Start of INPUT

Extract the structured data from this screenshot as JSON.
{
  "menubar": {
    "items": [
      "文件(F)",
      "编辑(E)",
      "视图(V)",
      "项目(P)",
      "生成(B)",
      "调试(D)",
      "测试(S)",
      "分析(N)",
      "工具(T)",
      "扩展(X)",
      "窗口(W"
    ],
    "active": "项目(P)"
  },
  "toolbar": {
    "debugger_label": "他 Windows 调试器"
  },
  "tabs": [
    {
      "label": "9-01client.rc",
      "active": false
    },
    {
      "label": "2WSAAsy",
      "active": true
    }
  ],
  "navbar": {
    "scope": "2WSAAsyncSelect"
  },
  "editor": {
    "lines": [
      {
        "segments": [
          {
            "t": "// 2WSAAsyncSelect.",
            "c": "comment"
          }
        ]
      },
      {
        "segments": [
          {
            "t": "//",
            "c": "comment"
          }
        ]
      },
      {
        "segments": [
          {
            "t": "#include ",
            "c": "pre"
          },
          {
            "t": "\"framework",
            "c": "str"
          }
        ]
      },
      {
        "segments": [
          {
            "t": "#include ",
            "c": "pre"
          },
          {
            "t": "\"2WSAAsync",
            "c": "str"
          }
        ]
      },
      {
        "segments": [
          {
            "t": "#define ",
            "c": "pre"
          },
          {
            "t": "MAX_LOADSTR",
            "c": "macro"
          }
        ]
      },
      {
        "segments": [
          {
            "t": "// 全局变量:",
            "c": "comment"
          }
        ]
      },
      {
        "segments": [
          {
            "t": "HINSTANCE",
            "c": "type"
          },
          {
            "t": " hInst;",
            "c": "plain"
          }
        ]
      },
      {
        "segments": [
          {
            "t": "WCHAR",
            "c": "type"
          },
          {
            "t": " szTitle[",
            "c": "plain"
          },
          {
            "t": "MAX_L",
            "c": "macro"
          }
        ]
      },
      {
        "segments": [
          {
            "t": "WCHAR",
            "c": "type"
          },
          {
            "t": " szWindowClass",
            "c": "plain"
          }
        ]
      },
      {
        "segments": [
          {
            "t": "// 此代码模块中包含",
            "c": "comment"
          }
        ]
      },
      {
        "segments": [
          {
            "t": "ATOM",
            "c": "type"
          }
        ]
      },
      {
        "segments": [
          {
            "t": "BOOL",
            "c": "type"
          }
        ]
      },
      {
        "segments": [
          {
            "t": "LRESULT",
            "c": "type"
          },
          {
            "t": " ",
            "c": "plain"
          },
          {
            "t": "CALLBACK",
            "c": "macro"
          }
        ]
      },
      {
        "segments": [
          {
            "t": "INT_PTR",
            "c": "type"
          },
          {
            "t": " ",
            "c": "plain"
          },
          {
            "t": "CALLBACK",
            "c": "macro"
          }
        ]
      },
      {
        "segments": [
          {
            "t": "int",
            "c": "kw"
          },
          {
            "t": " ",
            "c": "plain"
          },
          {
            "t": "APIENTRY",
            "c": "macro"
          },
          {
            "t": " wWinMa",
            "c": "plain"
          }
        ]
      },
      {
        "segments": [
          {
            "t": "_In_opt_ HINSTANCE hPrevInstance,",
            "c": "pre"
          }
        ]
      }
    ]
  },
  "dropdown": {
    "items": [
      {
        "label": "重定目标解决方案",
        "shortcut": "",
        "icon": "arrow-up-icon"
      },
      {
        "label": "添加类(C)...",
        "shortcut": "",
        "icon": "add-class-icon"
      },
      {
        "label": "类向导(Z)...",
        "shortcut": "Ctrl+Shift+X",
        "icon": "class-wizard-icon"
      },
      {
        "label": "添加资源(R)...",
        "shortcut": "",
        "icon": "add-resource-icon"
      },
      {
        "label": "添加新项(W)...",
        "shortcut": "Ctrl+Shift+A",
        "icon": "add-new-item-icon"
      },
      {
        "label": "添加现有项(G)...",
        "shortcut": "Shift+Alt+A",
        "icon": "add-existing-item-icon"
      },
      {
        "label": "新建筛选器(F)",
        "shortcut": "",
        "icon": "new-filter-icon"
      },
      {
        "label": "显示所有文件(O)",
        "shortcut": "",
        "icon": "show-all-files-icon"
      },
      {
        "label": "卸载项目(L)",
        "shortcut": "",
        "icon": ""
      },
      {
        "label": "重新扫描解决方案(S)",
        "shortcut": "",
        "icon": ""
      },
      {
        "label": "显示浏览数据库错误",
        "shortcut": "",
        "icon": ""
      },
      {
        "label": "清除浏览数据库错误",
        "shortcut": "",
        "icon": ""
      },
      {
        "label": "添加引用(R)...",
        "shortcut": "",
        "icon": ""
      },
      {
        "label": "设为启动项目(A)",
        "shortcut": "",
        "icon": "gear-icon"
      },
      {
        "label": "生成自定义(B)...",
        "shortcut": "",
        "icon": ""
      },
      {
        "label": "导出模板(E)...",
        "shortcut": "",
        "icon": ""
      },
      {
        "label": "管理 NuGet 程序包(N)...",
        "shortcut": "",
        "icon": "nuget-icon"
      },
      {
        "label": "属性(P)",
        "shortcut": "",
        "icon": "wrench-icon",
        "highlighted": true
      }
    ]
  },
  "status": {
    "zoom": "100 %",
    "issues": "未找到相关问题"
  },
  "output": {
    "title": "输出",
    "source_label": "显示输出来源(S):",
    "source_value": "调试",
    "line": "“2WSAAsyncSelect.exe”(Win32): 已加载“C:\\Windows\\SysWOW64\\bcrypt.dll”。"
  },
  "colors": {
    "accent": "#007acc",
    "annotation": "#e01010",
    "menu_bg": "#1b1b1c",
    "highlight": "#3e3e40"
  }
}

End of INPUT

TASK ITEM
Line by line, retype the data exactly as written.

RESULT OF THIS EXERCISE
Extract the structured data from this screenshot as JSON.
{
  "menubar": {
    "items": [
      "文件(F)",
      "编辑(E)",
      "视图(V)",
      "项目(P)",
      "生成(B)",
      "调试(D)",
      "测试(S)",
      "分析(N)",
      "工具(T)",
      "扩展(X)",
      "窗口(W"
    ],
    "active": "项目(P)"
  },
  "toolbar": {
    "debugger_label": "他 Windows 调试器"
  },
  "tabs": [
    {
      "label": "9-01client.rc",
      "active": false
    },
    {
      "label": "2WSAAsy",
      "active": true
    }
  ],
  "navbar": {
    "scope": "2WSAAsyncSelect"
  },
  "editor": {
    "lines": [
      {
        "segments": [
          {
            "t": "// 2WSAAsyncSelect.",
            "c": "comment"
          }
        ]
      },
      {
        "segments": [
          {
            "t": "//",
            "c": "comment"
          }
        ]
      },
      {
        "segments": [
          {
            "t": "#include ",
            "c": "pre"
          },
          {
            "t": "\"framework",
            "c": "str"
          }
        ]
      },
      {
        "segments": [
          {
            "t": "#include ",
            "c": "pre"
          },
          {
            "t": "\"2WSAAsync",
            "c": "str"
          }
        ]
      },
      {
        "segments": [
          {
            "t": "#define ",
            "c": "pre"
          },
          {
            "t": "MAX_LOADSTR",
            "c": "macro"
          }
        ]
      },
      {
        "segments": [
          {
            "t": "// 全局变量:",
            "c": "comment"
          }
        ]
      },
      {
        "segments": [
          {
            "t": "HINSTANCE",
            "c": "type"
          },
          {
            "t": " hInst;",
            "c": "plain"
          }
        ]
      },
      {
        "segments": [
          {
            "t": "WCHAR",
            "c": "type"
          },
          {
            "t": " szTitle[",
            "c": "plain"
          },
          {
            "t": "MAX_L",
            "c": "macro"
          }
        ]
      },
      {
        "segments": [
          {
            "t": "WCHAR",
            "c": "type"
          },
          {
            "t": " szWindowClass",
            "c": "plain"
          }
        ]
      },
      {
        "segments": [
          {
            "t": "// 此代码模块中包含",
            "c": "comment"
          }
        ]
      },
      {
        "segments": [
          {
            "t": "ATOM",
            "c": "type"
          }
        ]
      },
      {
        "segments": [
          {
            "t": "BOOL",
            "c": "type"
          }
        ]
      },
      {
        "segments": [
          {
            "t": "LRESULT",
            "c": "type"
          },
          {
            "t": " ",
            "c": "plain"
          },
          {
            "t": "CALLBACK",
            "c": "macro"
          }
        ]
      },
      {
        "segments": [
          {
            "t": "INT_PTR",
            "c": "type"
          },
          {
            "t": " ",
            "c": "plain"
          },
          {
            "t": "CALLBACK",
            "c": "macro"
          }
        ]
      },
      {
        "segments": [
          {
            "t": "int",
            "c": "kw"
          },
          {
            "t": " ",
            "c": "plain"
          },
          {
            "t": "APIENTRY",
            "c": "macro"
          },
          {
            "t": " wWinMa",
            "c": "plain"
          }
        ]
      },
      {
        "segments": [
          {
            "t": "_In_opt_ HINSTANCE hPrevInstance,",
            "c": "pre"
          }
        ]
      }
    ]
  },
  "dropdown": {
    "items": [
      {
        "label": "重定目标解决方案",
        "shortcut": "",
        "icon": "arrow-up-icon"
      },
      {
        "label": "添加类(C)...",
        "shortcut": "",
        "icon": "add-class-icon"
      },
      {
        "label": "类向导(Z)...",
        "shortcut": "Ctrl+Shift+X",
        "icon": "class-wizard-icon"
      },
      {
        "label": "添加资源(R)...",
        "shortcut": "",
        "icon": "add-resource-icon"
      },
      {
        "label": "添加新项(W)...",
        "shortcut": "Ctrl+Shift+A",
        "icon": "add-new-item-icon"
      },
      {
        "label": "添加现有项(G)...",
        "shortcut": "Shift+Alt+A",
        "icon": "add-existing-item-icon"
      },
      {
        "label": "新建筛选器(F)",
        "shortcut": "",
        "icon": "new-filter-icon"
      },
      {
        "label": "显示所有文件(O)",
        "shortcut": "",
        "icon": "show-all-files-icon"
      },
      {
        "label": "卸载项目(L)",
        "shortcut": "",
        "icon": ""
      },
      {
        "label": "重新扫描解决方案(S)",
        "shortcut": "",
        "icon": ""
      },
      {
        "label": "显示浏览数据库错误",
        "shortcut": "",
        "icon": ""
      },
      {
        "label": "清除浏览数据库错误",
        "shortcut": "",
        "icon": ""
      },
      {
        "label": "添加引用(R)...",
        "shortcut": "",
        "icon": ""
      },
      {
        "label": "设为启动项目(A)",
        "shortcut": "",
        "icon": "gear-icon"
      },
      {
        "label": "生成自定义(B)...",
        "shortcut": "",
        "icon": ""
      },
      {
        "label": "导出模板(E)...",
        "shortcut": "",
        "icon": ""
      },
      {
        "label": "管理 NuGet 程序包(N)...",
        "shortcut": "",
        "icon": "nuget-icon"
      },
      {
        "label": "属性(P)",
        "shortcut": "",
        "icon": "wrench-icon",
        "highlighted": true
      }
    ]
  },
  "status": {
    "zoom": "100 %",
    "issues": "未找到相关问题"
  },
  "output": {
    "title": "输出",
    "source_label": "显示输出来源(S):",
    "source_value": "调试",
    "line": "“2WSAAsyncSelect.exe”(Win32): 已加载“C:\\Windows\\SysWOW64\\bcrypt.dll”。"
  },
  "colors": {
    "accent": "#007acc",
    "annotation": "#e01010",
    "menu_bg": "#1b1b1c",
    "highlight": "#3e3e40"
  }
}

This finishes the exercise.